Yeah, without a wingman, you’re better off cruising over the Starbucks and buying a big coffee at a big American price.
14. You compare yourself
At a hostel in Java, I met a girl who’d just biked solo across China. Which would have been pretty awesome, except she couldn’t shut up about it.
“Did you bike here to Yogya?” I asked, totally joking. Because it’s on a freaking island, for one thing.
“No,” she said. “But in the Tibetan town of Dingdong, I broke a rim and had to ride 400 miles in the back of a semi full of live turkeys.”
So I spent like two days avoiding her. When we were in the dorm together, my headphones were on. At meals, I parked at the far end of the table.
Finally it hit me that as much as she made me bonkers, I was doing the exact same thing. I too was torturing everyone around me with stories about all the awesome places I’d been and things I’d done.
“I think she bugs me because she’s more badass than me,” I finally admitted to my friend Estella.
“No,” Estella said. “She’s just annoying.”
15. The fox steals your pizza
While I was camping in the Dolomites, a red fox kept stealing stuff from my tent. It scattered my dishes and dragged my sandals through a mud puddle.
On the night I broke my arm, I went out for dinner. I got a huge pizza, ate two pieces, and brought the rest back to camp in a box.
I didn’t really want my tent smelling like luscious pepperoni.
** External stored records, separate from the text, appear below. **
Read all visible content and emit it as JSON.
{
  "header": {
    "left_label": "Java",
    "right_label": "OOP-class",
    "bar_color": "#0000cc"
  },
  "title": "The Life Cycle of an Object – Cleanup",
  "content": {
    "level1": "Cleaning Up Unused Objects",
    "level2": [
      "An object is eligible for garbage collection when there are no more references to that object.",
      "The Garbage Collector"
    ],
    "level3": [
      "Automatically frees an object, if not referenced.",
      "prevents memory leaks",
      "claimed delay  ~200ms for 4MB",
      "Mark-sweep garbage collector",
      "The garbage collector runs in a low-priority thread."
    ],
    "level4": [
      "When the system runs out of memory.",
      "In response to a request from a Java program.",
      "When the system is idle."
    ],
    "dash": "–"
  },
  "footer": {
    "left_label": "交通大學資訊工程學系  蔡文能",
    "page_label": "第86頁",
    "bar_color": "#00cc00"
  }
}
So I balanced the pizza box on the top of the electrical hook up, which was about six feet tall.
In the middle of the night, there was a tremendous crash. I looked outside, and there was the fox with my pizza dangling from its mouth.
There was nothing to do but laugh my ass off. Here I was with a broken arm and a broken phone and now a fox had just stolen my breakfast. Wasn’t that too freakin’ perfect.
Sometimes the loneliest part of solo travel is when good, hilarious, and wonderous things happen. No one I know has climbed the Tridentina Ferrata or watched the sunset over Marmolada. And there’s no one alive I can call up when I’m in a nostalgic mood and say, “Hey, remember that stupid fox?”